Gravimetric Analyzer describes a set of methods in analytical chemistry for the quantitative determination of an analyte based on the mass of a solid. A simple example is the measurement of solids suspended in a water sample: A known volume of water is filtered, and the collected solids are weighed. In most cases, the analyte must first be converted to a solid by precipitation with an appropriate reagent. The precipitate can then be collected by filtration, washed, dried to remove traces of moisture from the solution, and weighed. The amount of analyte in the original sample can then be calculated from the mass of the precipitate and its chemical composition.
In other cases, it may be easier to remove the analyte by vaporization. The analyte might be collected perhaps in a cryogenic trap or on some absorbent material such as activated carbon and measured directly. Or, the sample can be weighed before and after it is dried; the difference between the two masses gives the mass of analyte lost. This is especially useful in determining the water content of complex materials such as foodstuffs.
Gravimetric analyzers, if methods are followed carefully, provides for exceedingly precise analysis. In fact, gravimetric analyzers was used to determine the atomic masses of many elements to six figure accuracy. Gravimetry provides very little room for instrumental error and does not require a series of standards for calculation of an unknown. Also, methods often do not require expensive equipment. Gravimetric analyzers, due to its high degree of accuracy, when performed correctly, can also be used to calibrate other instruments in lieu of reference standards.
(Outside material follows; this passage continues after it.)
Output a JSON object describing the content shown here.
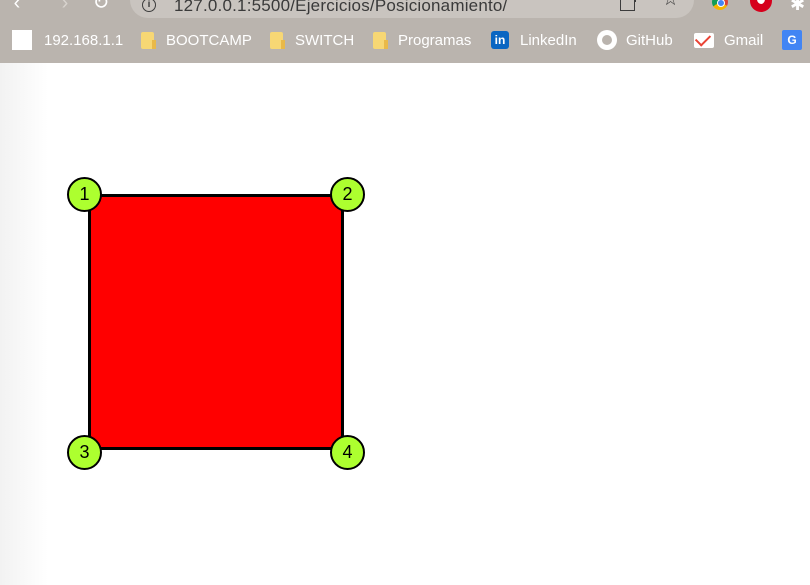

Gravimetric analyzers usually only provides for the analysis of a single element, or a limited group of elements, at a time. Comparing modern dynamic flash combustion coupled with gas chromatography with traditional combustion analysis will show that the former is both faster and allows for simultaneous determination of multiple elements while traditional determination allowed only for the determination of carbon and hydrogen. Methods are often convoluted and a slight misstep in a procedure can often mean disaster for the analysis . Compare this with hardy methods such as spectrophotometry and one will find that analysis by these methods is much more efficient.
A chunk of ore is treated with concentrated nitric acid and potassium chlorate to convert all of the sulfur to sulfate . The nitrate and chlorate are removed by treating the solution with concentrated HCl. The sulfate is precipitated with barium (Ba2+) and weighed as BaSO4.